What you will do
Word for word, repeat all the entries below, but without the pictures.

Stored data entries
===============
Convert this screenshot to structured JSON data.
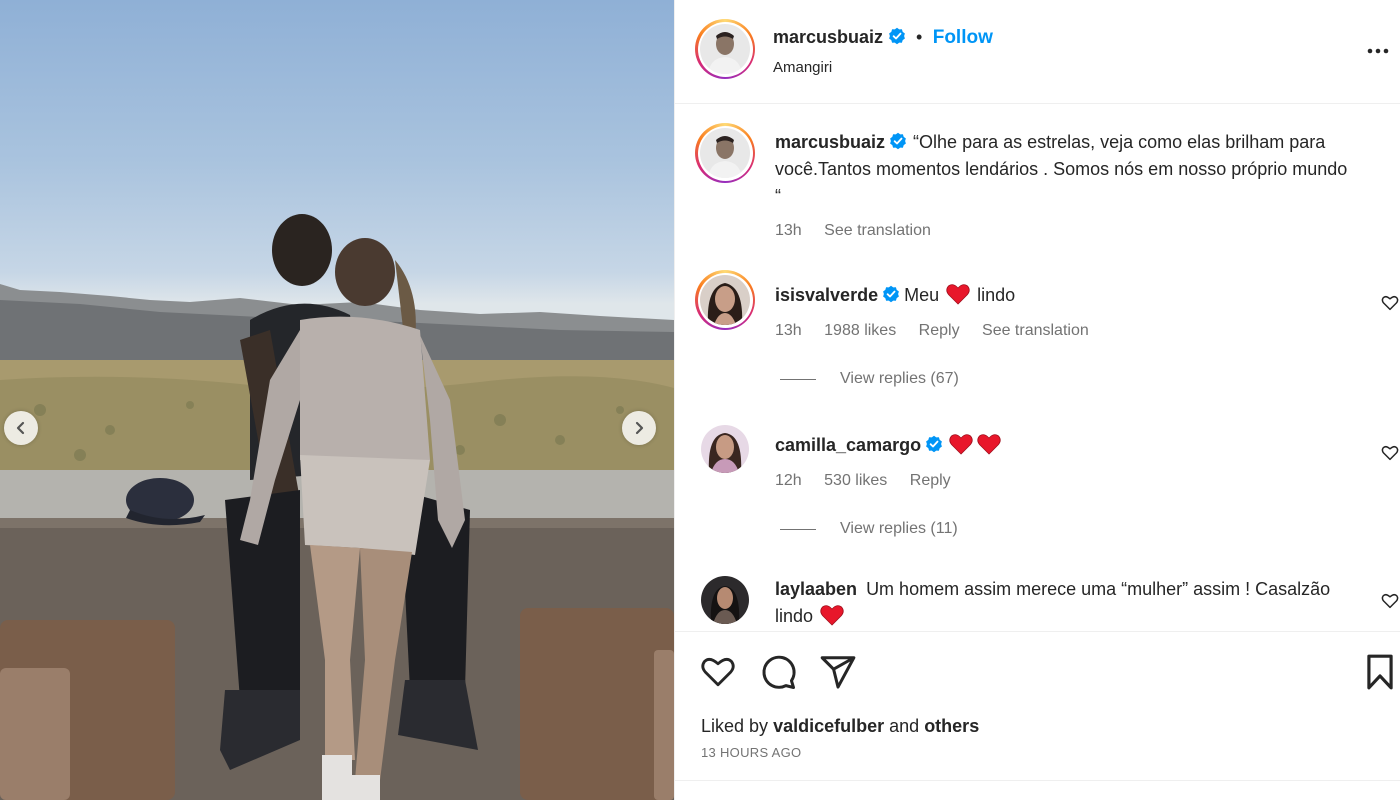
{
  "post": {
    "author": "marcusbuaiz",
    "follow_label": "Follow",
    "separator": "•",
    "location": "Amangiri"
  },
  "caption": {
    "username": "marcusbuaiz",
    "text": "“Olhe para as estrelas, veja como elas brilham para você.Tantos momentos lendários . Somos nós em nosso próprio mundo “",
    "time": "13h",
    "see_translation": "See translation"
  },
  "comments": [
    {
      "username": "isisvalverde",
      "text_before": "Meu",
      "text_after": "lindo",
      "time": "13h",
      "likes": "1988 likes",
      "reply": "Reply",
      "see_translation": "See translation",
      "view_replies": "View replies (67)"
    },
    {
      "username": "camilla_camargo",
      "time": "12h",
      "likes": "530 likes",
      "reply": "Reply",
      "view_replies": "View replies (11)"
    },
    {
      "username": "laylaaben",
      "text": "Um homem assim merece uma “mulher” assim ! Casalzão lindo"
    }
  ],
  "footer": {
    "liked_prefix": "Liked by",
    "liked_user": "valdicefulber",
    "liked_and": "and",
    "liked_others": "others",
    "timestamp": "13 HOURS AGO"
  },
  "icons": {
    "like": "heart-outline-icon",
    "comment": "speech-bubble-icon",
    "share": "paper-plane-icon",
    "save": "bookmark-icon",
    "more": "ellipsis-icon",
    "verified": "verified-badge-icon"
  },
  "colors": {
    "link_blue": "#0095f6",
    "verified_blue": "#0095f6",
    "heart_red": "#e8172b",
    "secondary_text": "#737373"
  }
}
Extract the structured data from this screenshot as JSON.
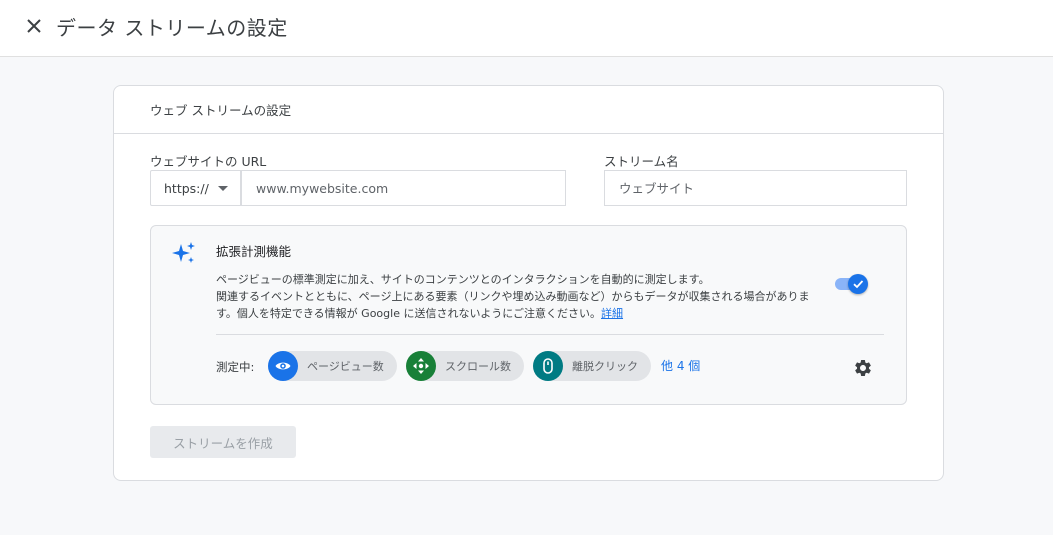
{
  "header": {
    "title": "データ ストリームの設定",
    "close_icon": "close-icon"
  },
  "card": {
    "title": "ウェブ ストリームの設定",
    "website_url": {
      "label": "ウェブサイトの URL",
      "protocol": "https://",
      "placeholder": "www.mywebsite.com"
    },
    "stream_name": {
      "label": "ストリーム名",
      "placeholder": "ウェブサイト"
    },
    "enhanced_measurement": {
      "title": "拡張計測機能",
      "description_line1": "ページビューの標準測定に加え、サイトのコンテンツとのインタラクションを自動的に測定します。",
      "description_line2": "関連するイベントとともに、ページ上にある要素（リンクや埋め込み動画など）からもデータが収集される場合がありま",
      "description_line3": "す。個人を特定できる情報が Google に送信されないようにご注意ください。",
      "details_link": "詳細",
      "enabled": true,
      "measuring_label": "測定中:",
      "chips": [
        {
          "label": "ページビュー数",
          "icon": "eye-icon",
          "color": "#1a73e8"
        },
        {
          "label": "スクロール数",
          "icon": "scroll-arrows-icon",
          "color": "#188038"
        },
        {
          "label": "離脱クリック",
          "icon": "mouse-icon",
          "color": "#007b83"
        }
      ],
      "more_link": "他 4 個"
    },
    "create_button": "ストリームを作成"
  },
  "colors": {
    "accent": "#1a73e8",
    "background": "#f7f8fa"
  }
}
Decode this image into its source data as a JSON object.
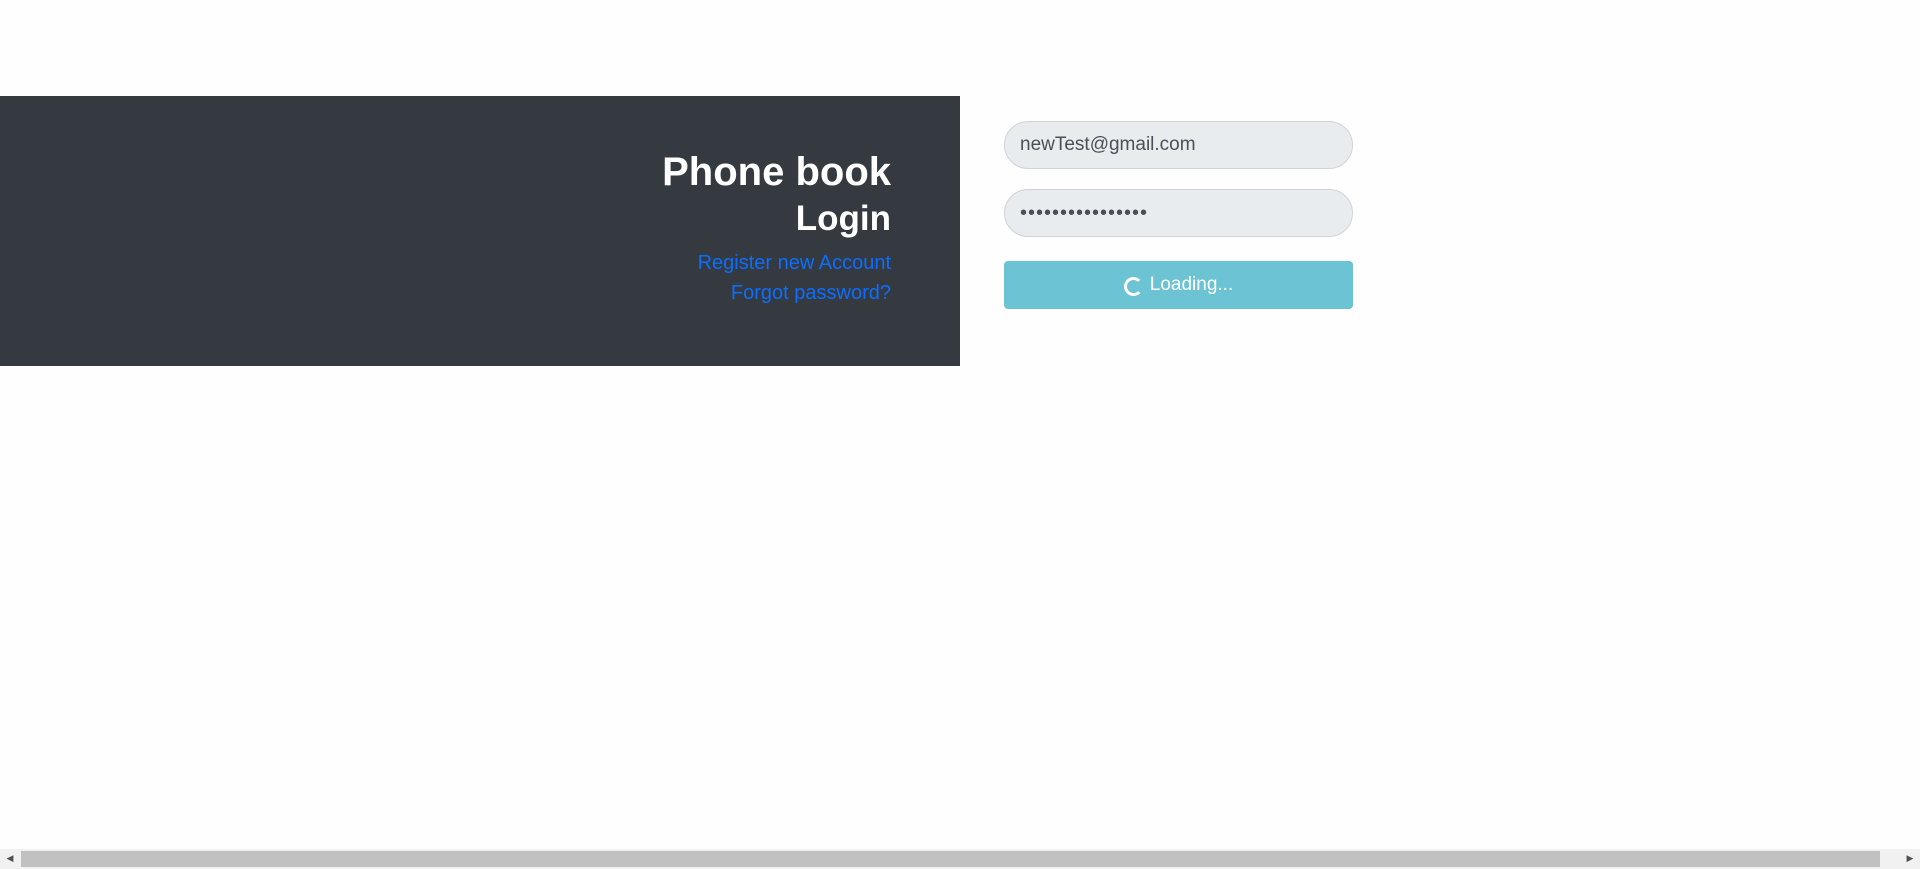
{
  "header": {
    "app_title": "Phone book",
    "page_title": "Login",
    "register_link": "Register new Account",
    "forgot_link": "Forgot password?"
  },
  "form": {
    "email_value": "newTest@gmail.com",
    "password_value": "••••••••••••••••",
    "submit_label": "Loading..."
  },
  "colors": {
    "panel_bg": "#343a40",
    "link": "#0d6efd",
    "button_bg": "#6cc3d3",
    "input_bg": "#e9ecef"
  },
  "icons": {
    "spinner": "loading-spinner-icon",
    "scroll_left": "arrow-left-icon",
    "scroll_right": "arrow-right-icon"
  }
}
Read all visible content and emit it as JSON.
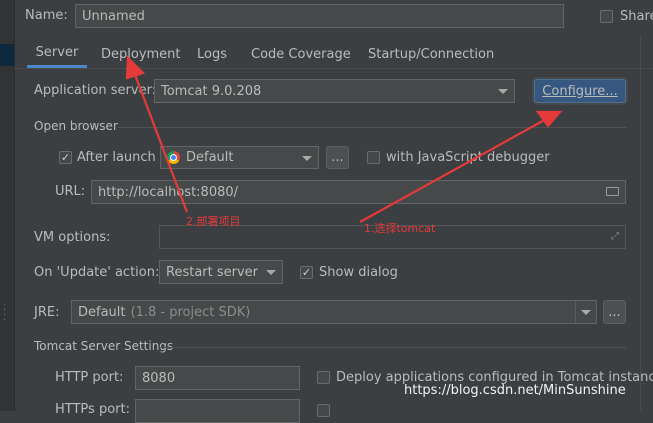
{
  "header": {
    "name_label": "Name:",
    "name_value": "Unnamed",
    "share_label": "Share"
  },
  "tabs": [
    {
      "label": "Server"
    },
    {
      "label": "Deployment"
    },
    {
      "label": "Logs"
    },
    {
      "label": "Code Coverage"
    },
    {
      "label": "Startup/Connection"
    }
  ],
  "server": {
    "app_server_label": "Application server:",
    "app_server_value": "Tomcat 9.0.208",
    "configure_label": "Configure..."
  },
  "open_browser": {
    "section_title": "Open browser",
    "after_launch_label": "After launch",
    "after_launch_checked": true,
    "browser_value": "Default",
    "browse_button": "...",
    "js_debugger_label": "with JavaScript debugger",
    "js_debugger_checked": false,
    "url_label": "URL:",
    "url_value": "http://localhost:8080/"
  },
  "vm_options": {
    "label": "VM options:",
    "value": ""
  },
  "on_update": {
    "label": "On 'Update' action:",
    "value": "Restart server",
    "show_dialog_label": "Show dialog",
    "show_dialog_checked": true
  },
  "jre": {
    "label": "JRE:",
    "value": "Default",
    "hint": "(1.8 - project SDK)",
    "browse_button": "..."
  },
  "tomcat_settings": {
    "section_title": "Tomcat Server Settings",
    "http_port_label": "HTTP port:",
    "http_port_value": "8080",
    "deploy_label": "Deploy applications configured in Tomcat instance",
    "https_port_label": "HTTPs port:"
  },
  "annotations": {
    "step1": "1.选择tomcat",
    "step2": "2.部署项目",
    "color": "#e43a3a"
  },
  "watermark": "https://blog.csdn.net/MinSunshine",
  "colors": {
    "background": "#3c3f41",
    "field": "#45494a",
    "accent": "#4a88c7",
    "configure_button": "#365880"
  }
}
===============
Task result
Convert this screenshot to structured JSON data.
{
  "post": {
    "author": "marcusbuaiz",
    "follow_label": "Follow",
    "separator": "•",
    "location": "Amangiri"
  },
  "caption": {
    "username": "marcusbuaiz",
    "text": "“Olhe para as estrelas, veja como elas brilham para você.Tantos momentos lendários . Somos nós em nosso próprio mundo “",
    "time": "13h",
    "see_translation": "See translation"
  },
  "comments": [
    {
      "username": "isisvalverde",
      "text_before": "Meu",
      "text_after": "lindo",
      "time": "13h",
      "likes": "1988 likes",
      "reply": "Reply",
      "see_translation": "See translation",
      "view_replies": "View replies (67)"
    },
    {
      "username": "camilla_camargo",
      "time": "12h",
      "likes": "530 likes",
      "reply": "Reply",
      "view_replies": "View replies (11)"
    },
    {
      "username": "laylaaben",
      "text": "Um homem assim merece uma “mulher” assim ! Casalzão lindo"
    }
  ],
  "footer": {
    "liked_prefix": "Liked by",
    "liked_user": "valdicefulber",
    "liked_and": "and",
    "liked_others": "others",
    "timestamp": "13 HOURS AGO"
  },
  "icons": {
    "like": "heart-outline-icon",
    "comment": "speech-bubble-icon",
    "share": "paper-plane-icon",
    "save": "bookmark-icon",
    "more": "ellipsis-icon",
    "verified": "verified-badge-icon"
  },
  "colors": {
    "link_blue": "#0095f6",
    "verified_blue": "#0095f6",
    "heart_red": "#e8172b",
    "secondary_text": "#737373"
  }
}
Extract the structured data from this screenshot as JSON.
{
  "header": {
    "title": "データ ストリームの設定",
    "close_icon": "close-icon"
  },
  "card": {
    "title": "ウェブ ストリームの設定",
    "website_url": {
      "label": "ウェブサイトの URL",
      "protocol": "https://",
      "placeholder": "www.mywebsite.com"
    },
    "stream_name": {
      "label": "ストリーム名",
      "placeholder": "ウェブサイト"
    },
    "enhanced_measurement": {
      "title": "拡張計測機能",
      "description_line1": "ページビューの標準測定に加え、サイトのコンテンツとのインタラクションを自動的に測定します。",
      "description_line2": "関連するイベントとともに、ページ上にある要素（リンクや埋め込み動画など）からもデータが収集される場合がありま",
      "description_line3": "す。個人を特定できる情報が Google に送信されないようにご注意ください。",
      "details_link": "詳細",
      "enabled": true,
      "measuring_label": "測定中:",
      "chips": [
        {
          "label": "ページビュー数",
          "icon": "eye-icon",
          "color": "#1a73e8"
        },
        {
          "label": "スクロール数",
          "icon": "scroll-arrows-icon",
          "color": "#188038"
        },
        {
          "label": "離脱クリック",
          "icon": "mouse-icon",
          "color": "#007b83"
        }
      ],
      "more_link": "他 4 個"
    },
    "create_button": "ストリームを作成"
  },
  "colors": {
    "accent": "#1a73e8",
    "background": "#f7f8fa"
  }
}
Decode this image into its source data as a JSON object.
{
  "header": {
    "app_title": "Phone book",
    "page_title": "Login",
    "register_link": "Register new Account",
    "forgot_link": "Forgot password?"
  },
  "form": {
    "email_value": "newTest@gmail.com",
    "password_value": "••••••••••••••••",
    "submit_label": "Loading..."
  },
  "colors": {
    "panel_bg": "#343a40",
    "link": "#0d6efd",
    "button_bg": "#6cc3d3",
    "input_bg": "#e9ecef"
  },
  "icons": {
    "spinner": "loading-spinner-icon",
    "scroll_left": "arrow-left-icon",
    "scroll_right": "arrow-right-icon"
  }
}
Read all visible content and emit it as JSON.
{
  "header": {
    "name_label": "Name:",
    "name_value": "Unnamed",
    "share_label": "Share"
  },
  "tabs": [
    {
      "label": "Server"
    },
    {
      "label": "Deployment"
    },
    {
      "label": "Logs"
    },
    {
      "label": "Code Coverage"
    },
    {
      "label": "Startup/Connection"
    }
  ],
  "server": {
    "app_server_label": "Application server:",
    "app_server_value": "Tomcat 9.0.208",
    "configure_label": "Configure..."
  },
  "open_browser": {
    "section_title": "Open browser",
    "after_launch_label": "After launch",
    "after_launch_checked": true,
    "browser_value": "Default",
    "browse_button": "...",
    "js_debugger_label": "with JavaScript debugger",
    "js_debugger_checked": false,
    "url_label": "URL:",
    "url_value": "http://localhost:8080/"
  },
  "vm_options": {
    "label": "VM options:",
    "value": ""
  },
  "on_update": {
    "label": "On 'Update' action:",
    "value": "Restart server",
    "show_dialog_label": "Show dialog",
    "show_dialog_checked": true
  },
  "jre": {
    "label": "JRE:",
    "value": "Default",
    "hint": "(1.8 - project SDK)",
    "browse_button": "..."
  },
  "tomcat_settings": {
    "section_title": "Tomcat Server Settings",
    "http_port_label": "HTTP port:",
    "http_port_value": "8080",
    "deploy_label": "Deploy applications configured in Tomcat instance",
    "https_port_label": "HTTPs port:"
  },
  "annotations": {
    "step1": "1.选择tomcat",
    "step2": "2.部署项目",
    "color": "#e43a3a"
  },
  "watermark": "https://blog.csdn.net/MinSunshine",
  "colors": {
    "background": "#3c3f41",
    "field": "#45494a",
    "accent": "#4a88c7",
    "configure_button": "#365880"
  }
}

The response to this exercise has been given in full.